What in my youth I thought of only in terms of angst and edginess and the raw, bloody margins of society, I’ve come to realize was the feeling of community and connectedness. What I wanted from JT and Stahl, Selby, Rechy and Rollins weren’t just their darkness and alienation from a society that threw them away or turned its back. I wanted to have a vision of myself and my place in the literary world. I collected them and their words in order to create a space for myself.
What I sought in them was representation. I was starving for a vision of a place for a queer, gender confused scribbler. I believed if JT could be great, I could be great. I could have a seat at the table. Looking back, I understand what hurt me so badly.
My envy of JT Leroy being such a literary superstar wasn’t only rooted in my desire to be a successful author. It was rooted in the idea that I would and could find a community, people who cared about what I was writing and how I was writing it. I wanted to have intimate conversations about the craft with writers I admired, I wanted to be seen and valued. I wanted to be loved by my community. The outing of Laura Albert in my heart shattered a vision I had of what community and representation could look like.
Ultimately, my post teen love/lust/angst was not only about the idea of fame, but the idea of someday being all the way out about who I am as a person, including my genderqueerness, my queerness, my Blackness and depression, etc. At the age I began finding Rollins, Lunch, LeRoy, Stahl, Selby, I wasn’t ready yet to be open about myself as a whole person. I wasn’t ready to show the world my dark view of humanity and myself, I wasn’t ready to be naked in the light of creating the raw and bloody literature I loved so much.
My longing for community and belonging, has often led me down the wrong path. I’ve grown into a purple lipstick wearing loudmouth. I don’t deal with microagressions from people and I’m not quiet about it. I’ve made enemies in the poetry world. I’ve been doxxed. I’ve been fired from writing jobs. I have rage quit publications. I’ve screwed up. I’ve also found myself a community of creators who see me and value me.
I am blessed in that I didn’t have to create a persona who could write. I have learned and grown into living in my truth out and loud and proud. I am a sweaty little weirdo at events I get invited to, I am not a best seller, you probably don’t even know who the hell I am. I am all that and I am happy. I am loved. I have a community I value and that values me in return.
Most of my writing life is what baby me needed.

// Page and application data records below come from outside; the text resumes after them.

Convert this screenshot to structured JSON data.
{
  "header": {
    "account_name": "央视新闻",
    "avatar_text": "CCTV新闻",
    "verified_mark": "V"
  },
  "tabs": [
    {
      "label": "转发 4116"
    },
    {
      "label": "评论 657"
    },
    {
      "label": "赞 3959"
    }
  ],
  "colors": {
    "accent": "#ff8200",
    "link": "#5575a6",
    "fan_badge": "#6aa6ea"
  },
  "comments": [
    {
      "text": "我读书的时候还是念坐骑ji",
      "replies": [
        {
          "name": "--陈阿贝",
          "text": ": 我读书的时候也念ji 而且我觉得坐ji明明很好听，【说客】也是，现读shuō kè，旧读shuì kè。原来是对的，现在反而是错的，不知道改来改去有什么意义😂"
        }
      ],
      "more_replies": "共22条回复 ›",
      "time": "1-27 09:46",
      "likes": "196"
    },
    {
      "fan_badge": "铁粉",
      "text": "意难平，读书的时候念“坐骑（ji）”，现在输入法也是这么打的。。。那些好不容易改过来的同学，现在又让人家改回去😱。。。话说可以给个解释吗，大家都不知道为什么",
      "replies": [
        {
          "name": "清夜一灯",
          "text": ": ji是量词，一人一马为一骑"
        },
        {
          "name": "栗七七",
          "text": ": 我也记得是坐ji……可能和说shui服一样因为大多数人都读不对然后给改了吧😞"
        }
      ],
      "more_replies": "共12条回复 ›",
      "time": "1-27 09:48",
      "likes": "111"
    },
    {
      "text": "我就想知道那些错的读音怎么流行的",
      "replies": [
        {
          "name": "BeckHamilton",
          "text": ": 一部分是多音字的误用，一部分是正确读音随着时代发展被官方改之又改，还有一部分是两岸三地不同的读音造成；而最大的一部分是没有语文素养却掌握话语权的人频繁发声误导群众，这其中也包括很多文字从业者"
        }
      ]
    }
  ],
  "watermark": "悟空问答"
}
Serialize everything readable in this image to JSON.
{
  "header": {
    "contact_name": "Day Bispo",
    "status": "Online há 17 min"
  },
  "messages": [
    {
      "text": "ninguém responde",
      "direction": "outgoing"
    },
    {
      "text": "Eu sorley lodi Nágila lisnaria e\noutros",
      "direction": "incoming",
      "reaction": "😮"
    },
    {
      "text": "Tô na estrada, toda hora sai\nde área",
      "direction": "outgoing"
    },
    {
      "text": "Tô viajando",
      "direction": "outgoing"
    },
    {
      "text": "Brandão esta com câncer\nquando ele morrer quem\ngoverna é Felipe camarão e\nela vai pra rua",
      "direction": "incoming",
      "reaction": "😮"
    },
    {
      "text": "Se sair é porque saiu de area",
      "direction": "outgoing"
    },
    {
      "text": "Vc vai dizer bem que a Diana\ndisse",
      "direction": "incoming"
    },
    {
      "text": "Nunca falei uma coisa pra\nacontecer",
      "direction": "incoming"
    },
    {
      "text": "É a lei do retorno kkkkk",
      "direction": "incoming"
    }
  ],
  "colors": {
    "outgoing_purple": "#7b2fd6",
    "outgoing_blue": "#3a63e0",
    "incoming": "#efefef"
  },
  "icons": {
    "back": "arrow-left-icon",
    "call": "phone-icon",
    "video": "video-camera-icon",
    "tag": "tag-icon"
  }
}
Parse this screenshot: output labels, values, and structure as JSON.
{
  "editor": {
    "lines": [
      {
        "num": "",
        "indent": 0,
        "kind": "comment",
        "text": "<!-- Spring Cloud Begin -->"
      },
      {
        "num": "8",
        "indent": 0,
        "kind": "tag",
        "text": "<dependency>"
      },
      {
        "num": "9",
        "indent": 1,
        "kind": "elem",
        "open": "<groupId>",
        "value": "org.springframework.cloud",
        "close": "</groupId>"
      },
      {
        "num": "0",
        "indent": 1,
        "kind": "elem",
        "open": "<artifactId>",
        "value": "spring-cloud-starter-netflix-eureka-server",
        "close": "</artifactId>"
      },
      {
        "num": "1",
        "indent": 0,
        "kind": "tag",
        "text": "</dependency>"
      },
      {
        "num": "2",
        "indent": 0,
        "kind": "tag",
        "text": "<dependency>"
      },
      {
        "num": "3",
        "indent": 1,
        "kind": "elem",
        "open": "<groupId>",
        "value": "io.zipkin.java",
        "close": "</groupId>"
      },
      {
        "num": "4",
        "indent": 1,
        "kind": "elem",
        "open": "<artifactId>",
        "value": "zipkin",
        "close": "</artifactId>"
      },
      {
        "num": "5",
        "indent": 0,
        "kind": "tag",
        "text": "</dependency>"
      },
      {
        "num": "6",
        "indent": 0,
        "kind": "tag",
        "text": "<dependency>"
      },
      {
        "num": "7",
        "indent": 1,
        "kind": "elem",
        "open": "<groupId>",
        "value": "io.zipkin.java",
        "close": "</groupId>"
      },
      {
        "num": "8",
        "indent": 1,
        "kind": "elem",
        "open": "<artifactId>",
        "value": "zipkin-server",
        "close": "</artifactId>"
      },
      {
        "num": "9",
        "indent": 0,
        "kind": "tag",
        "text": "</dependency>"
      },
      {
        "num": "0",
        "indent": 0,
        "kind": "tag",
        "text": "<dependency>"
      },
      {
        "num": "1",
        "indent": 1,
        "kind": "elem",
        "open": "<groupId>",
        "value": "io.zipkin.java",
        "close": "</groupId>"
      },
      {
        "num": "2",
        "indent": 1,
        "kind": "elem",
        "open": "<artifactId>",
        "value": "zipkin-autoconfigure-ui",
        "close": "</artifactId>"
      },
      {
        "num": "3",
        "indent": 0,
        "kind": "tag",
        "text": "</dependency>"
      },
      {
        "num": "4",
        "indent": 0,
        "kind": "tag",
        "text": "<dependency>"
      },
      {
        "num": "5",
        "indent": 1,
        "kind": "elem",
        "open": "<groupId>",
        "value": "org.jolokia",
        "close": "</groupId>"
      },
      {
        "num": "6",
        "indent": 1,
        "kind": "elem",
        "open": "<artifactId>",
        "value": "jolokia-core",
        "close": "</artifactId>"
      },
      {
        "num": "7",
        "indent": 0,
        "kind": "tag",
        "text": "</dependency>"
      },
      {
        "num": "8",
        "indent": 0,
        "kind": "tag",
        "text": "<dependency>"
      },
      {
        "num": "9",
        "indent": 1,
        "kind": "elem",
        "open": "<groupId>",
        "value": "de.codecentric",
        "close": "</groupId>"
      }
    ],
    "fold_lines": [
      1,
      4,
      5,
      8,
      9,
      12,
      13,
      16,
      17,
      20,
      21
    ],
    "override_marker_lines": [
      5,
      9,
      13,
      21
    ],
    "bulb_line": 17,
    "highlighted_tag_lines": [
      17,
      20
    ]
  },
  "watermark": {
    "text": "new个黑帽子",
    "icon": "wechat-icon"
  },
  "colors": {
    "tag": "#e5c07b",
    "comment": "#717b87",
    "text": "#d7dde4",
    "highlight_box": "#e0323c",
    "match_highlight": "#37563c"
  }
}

The little family of writers and other creative people I have gathered into my little world provide me with the type of intimacy, belief in my work, and reciprocity I was craving and saw in JT Leroy’s fame. Am I a beloved superstar of the literary scene? No. My writing life is not what I imagined all those years ago. And it’s all right.